Summer of ’69 Kimchi
This recipe will yield about about a gallon. Unfortunately, I don’t have a gallon-sized glass jar, but instead used a half-gallon sized glass jar and a stainless steel canister…it totally worked.
7 lbs or 3 medium-sized heads of green cabbage, cored, and cut into 1-inch chunks
1/3 cup of canning or pickling salt (I used Baleine sea salt.)
3/4 cup red pepper flakes, medium coarseness
1/2 cup of water
1/4 cup of chopped saewoo jjut (salted shrimp)
3 T. of fish sauce (the shrimp brine and fish sauce should total about 1/4 cup)
A scant 1/2 cup sugar
5 green onion stalks, chopped
2 oz. ginger or 2-inch long, 1-inch diameter piece of ginger, roughly chopped
7-8 medium garlic cloves, roughly chopped
3/4 cup cooked white rice (preferably short grain) + 1 cup water
Rinse cabbage. In a large plastic tub or large bowl(s), alternate layers of cabbage and salt. Let sit for at least a totalof 2 hours. After 30 minutes, toss the cabbage. Sprinkle with salt on top and press, and continue to let sit. I placed a plate with a can of tomatoes for weight.
Preparing the sauce:
While the cabbage is salting, prepare the red pepper mixture. In a medium bowl, mix kochukaru (red pepper flakes), water, saewoo jjut, fish sauce, green onions, and sugar. The consistency should be pasty. Taste. It should be balanced – not too salty, not too fishy, not to spicy and not too sweet. How’s that for specifics?
In a blender, add rice, garlic, ginger, and water. Puree until it looks creamy and has the consistency of porridge.
Add the rice puree to the red pepper mix and stir to blend.

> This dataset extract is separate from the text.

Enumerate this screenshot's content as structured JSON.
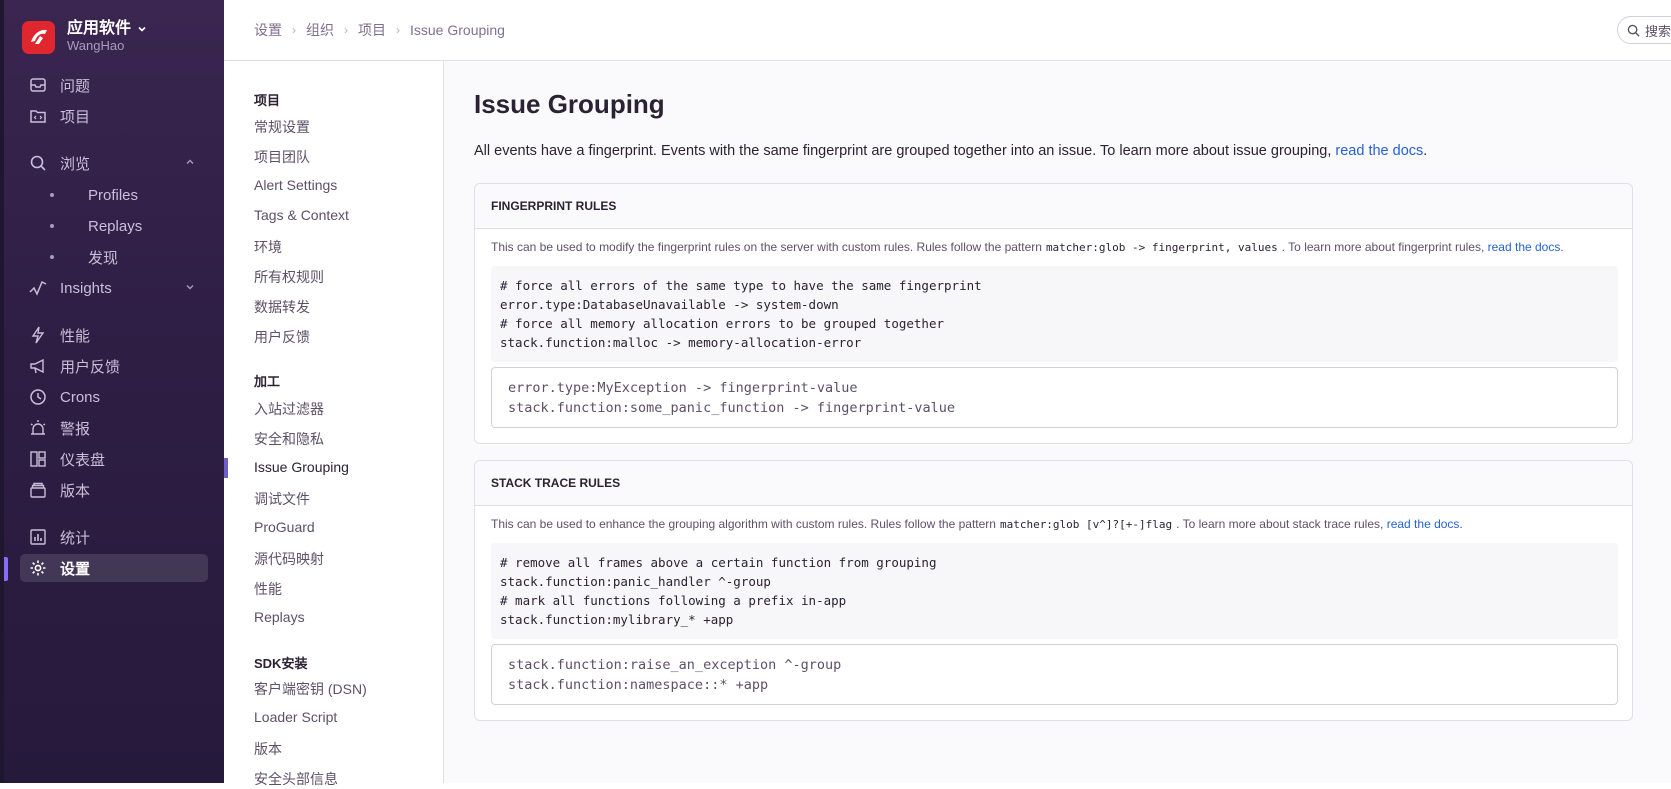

Once the cabbage is ready, rinse the cabbage in a colander and let drain. Put cabbage back into large tub or bowl. Add the pepper/rice puree mixture.
At this point you may want to put clean plastic or latex gloves on. Toss the cabbage with your hands and make sure every piece of cabbage is covered with the pepper mixture. Taste. If it needs more salt, add a bit of fish sauce. But you don’t want it to be too salty.
Transfer the cabbage mix into a large glass jar. Press down on the cabbage as you are filling the jar. Leave about 3 inches of space from the top. If you don’t, you’re going to have a smelly mess since the liquid tends to seep out of the jar during fermentation.
Don’t throw the empty bowl in the sink just yet. Pour in about 3 to 4 cups of water into the bowl. Add about a teaspoon of salt, and stir. Make sure you get all the remaining pepper mixture into the water. And taste. Again, you don’t want it too salty – just a hint of salt. And it should have a sheun-ha-da or refreshing taste. Fill the jar with the water, leaving about 3/4 to 1-inch space to the top.
Press down on the cabbage again and make sure the liquid has made its way throughout the jar. Make sure to close the lid tightly.
Leave on your kitchen counter (or garage) at room temperature for about a day. I left mine out for 30-32 hours. This is when the magic happens. Make sure to to place the jar in a shallow bowl or plate. The jar will leak during fermentation and you will definitely smell the magic happening! (What is “room temperature”? It’s the temperature indicated by general human comfort, about 68°F to 77°F.)
After those 32 excrutiating hours, taste again. Note that all the flavors should be balanced. It should be ready to eat right away. After this, refrigerate! The kimchi will continue to ferment and can be kept in the refrigerator for up to 4 weeks. After that, it may get too sour to eat alone. But that doesn’t mean you have to throw it out right away, the kimchi love continues. How do I love thee? Let me count the ways…kimchi bokum, kimchi jigae, kimchi pajeon, kimchi bokum bap…